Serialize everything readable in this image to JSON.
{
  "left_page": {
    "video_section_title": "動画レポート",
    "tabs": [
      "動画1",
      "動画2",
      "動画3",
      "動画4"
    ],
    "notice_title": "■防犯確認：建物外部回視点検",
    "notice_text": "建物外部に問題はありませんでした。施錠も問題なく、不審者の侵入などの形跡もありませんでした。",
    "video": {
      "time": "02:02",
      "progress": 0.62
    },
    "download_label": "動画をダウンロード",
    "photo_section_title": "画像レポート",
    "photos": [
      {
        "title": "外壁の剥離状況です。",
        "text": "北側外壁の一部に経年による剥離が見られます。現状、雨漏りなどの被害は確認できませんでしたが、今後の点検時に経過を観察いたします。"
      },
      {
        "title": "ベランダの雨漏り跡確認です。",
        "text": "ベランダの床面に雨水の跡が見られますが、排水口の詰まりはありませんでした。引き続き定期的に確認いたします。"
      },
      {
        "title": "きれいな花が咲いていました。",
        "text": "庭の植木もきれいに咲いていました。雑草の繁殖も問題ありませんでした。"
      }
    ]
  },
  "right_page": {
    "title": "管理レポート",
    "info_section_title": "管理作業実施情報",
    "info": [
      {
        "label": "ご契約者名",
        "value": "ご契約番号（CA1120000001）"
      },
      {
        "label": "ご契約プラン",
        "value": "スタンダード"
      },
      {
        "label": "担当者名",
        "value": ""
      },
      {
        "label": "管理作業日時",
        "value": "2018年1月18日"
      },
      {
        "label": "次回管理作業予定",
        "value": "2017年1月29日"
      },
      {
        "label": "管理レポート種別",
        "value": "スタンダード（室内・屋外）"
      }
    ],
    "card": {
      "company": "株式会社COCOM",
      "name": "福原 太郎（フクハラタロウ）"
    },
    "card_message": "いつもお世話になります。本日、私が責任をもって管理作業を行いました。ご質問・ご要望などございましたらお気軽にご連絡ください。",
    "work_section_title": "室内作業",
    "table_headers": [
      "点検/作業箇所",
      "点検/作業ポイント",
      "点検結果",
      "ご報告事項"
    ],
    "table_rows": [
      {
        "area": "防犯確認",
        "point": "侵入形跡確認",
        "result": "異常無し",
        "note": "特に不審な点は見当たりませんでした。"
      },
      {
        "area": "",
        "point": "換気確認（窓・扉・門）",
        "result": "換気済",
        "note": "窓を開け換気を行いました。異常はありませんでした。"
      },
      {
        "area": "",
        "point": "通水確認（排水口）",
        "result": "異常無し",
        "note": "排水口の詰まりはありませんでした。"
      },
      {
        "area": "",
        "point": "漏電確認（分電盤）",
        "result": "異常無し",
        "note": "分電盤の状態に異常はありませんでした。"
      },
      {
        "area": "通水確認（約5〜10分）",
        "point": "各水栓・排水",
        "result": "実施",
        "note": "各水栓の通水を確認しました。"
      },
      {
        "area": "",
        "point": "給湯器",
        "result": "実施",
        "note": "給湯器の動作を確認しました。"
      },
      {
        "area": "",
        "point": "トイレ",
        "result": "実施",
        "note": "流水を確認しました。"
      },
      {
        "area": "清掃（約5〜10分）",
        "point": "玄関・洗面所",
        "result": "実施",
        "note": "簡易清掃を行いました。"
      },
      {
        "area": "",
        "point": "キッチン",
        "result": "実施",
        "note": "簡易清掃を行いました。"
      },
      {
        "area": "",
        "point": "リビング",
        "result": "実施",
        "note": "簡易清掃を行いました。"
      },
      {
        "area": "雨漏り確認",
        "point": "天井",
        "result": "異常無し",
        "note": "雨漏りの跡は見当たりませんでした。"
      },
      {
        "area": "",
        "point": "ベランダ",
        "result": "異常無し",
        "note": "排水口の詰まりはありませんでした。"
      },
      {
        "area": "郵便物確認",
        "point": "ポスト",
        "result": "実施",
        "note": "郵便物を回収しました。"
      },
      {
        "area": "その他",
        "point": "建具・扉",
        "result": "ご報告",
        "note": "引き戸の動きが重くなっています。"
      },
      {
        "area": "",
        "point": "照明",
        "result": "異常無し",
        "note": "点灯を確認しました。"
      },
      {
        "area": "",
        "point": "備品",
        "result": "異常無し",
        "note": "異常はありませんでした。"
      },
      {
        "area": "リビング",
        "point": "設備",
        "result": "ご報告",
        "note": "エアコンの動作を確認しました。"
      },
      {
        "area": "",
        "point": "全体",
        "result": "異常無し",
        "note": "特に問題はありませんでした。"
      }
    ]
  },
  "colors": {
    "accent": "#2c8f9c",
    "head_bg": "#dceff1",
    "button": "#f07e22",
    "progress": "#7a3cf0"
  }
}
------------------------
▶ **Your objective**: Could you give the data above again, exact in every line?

▶ **Finished exercise**:
Serialize everything readable in this image to JSON.
{
  "left_page": {
    "video_section_title": "動画レポート",
    "tabs": [
      "動画1",
      "動画2",
      "動画3",
      "動画4"
    ],
    "notice_title": "■防犯確認：建物外部回視点検",
    "notice_text": "建物外部に問題はありませんでした。施錠も問題なく、不審者の侵入などの形跡もありませんでした。",
    "video": {
      "time": "02:02",
      "progress": 0.62
    },
    "download_label": "動画をダウンロード",
    "photo_section_title": "画像レポート",
    "photos": [
      {
        "title": "外壁の剥離状況です。",
        "text": "北側外壁の一部に経年による剥離が見られます。現状、雨漏りなどの被害は確認できませんでしたが、今後の点検時に経過を観察いたします。"
      },
      {
        "title": "ベランダの雨漏り跡確認です。",
        "text": "ベランダの床面に雨水の跡が見られますが、排水口の詰まりはありませんでした。引き続き定期的に確認いたします。"
      },
      {
        "title": "きれいな花が咲いていました。",
        "text": "庭の植木もきれいに咲いていました。雑草の繁殖も問題ありませんでした。"
      }
    ]
  },
  "right_page": {
    "title": "管理レポート",
    "info_section_title": "管理作業実施情報",
    "info": [
      {
        "label": "ご契約者名",
        "value": "ご契約番号（CA1120000001）"
      },
      {
        "label": "ご契約プラン",
        "value": "スタンダード"
      },
      {
        "label": "担当者名",
        "value": ""
      },
      {
        "label": "管理作業日時",
        "value": "2018年1月18日"
      },
      {
        "label": "次回管理作業予定",
        "value": "2017年1月29日"
      },
      {
        "label": "管理レポート種別",
        "value": "スタンダード（室内・屋外）"
      }
    ],
    "card": {
      "company": "株式会社COCOM",
      "name": "福原 太郎（フクハラタロウ）"
    },
    "card_message": "いつもお世話になります。本日、私が責任をもって管理作業を行いました。ご質問・ご要望などございましたらお気軽にご連絡ください。",
    "work_section_title": "室内作業",
    "table_headers": [
      "点検/作業箇所",
      "点検/作業ポイント",
      "点検結果",
      "ご報告事項"
    ],
    "table_rows": [
      {
        "area": "防犯確認",
        "point": "侵入形跡確認",
        "result": "異常無し",
        "note": "特に不審な点は見当たりませんでした。"
      },
      {
        "area": "",
        "point": "換気確認（窓・扉・門）",
        "result": "換気済",
        "note": "窓を開け換気を行いました。異常はありませんでした。"
      },
      {
        "area": "",
        "point": "通水確認（排水口）",
        "result": "異常無し",
        "note": "排水口の詰まりはありませんでした。"
      },
      {
        "area": "",
        "point": "漏電確認（分電盤）",
        "result": "異常無し",
        "note": "分電盤の状態に異常はありませんでした。"
      },
      {
        "area": "通水確認（約5〜10分）",
        "point": "各水栓・排水",
        "result": "実施",
        "note": "各水栓の通水を確認しました。"
      },
      {
        "area": "",
        "point": "給湯器",
        "result": "実施",
        "note": "給湯器の動作を確認しました。"
      },
      {
        "area": "",
        "point": "トイレ",
        "result": "実施",
        "note": "流水を確認しました。"
      },
      {
        "area": "清掃（約5〜10分）",
        "point": "玄関・洗面所",
        "result": "実施",
        "note": "簡易清掃を行いました。"
      },
      {
        "area": "",
        "point": "キッチン",
        "result": "実施",
        "note": "簡易清掃を行いました。"
      },
      {
        "area": "",
        "point": "リビング",
        "result": "実施",
        "note": "簡易清掃を行いました。"
      },
      {
        "area": "雨漏り確認",
        "point": "天井",
        "result": "異常無し",
        "note": "雨漏りの跡は見当たりませんでした。"
      },
      {
        "area": "",
        "point": "ベランダ",
        "result": "異常無し",
        "note": "排水口の詰まりはありませんでした。"
      },
      {
        "area": "郵便物確認",
        "point": "ポスト",
        "result": "実施",
        "note": "郵便物を回収しました。"
      },
      {
        "area": "その他",
        "point": "建具・扉",
        "result": "ご報告",
        "note": "引き戸の動きが重くなっています。"
      },
      {
        "area": "",
        "point": "照明",
        "result": "異常無し",
        "note": "点灯を確認しました。"
      },
      {
        "area": "",
        "point": "備品",
        "result": "異常無し",
        "note": "異常はありませんでした。"
      },
      {
        "area": "リビング",
        "point": "設備",
        "result": "ご報告",
        "note": "エアコンの動作を確認しました。"
      },
      {
        "area": "",
        "point": "全体",
        "result": "異常無し",
        "note": "特に問題はありませんでした。"
      }
    ]
  },
  "colors": {
    "accent": "#2c8f9c",
    "head_bg": "#dceff1",
    "button": "#f07e22",
    "progress": "#7a3cf0"
  }
}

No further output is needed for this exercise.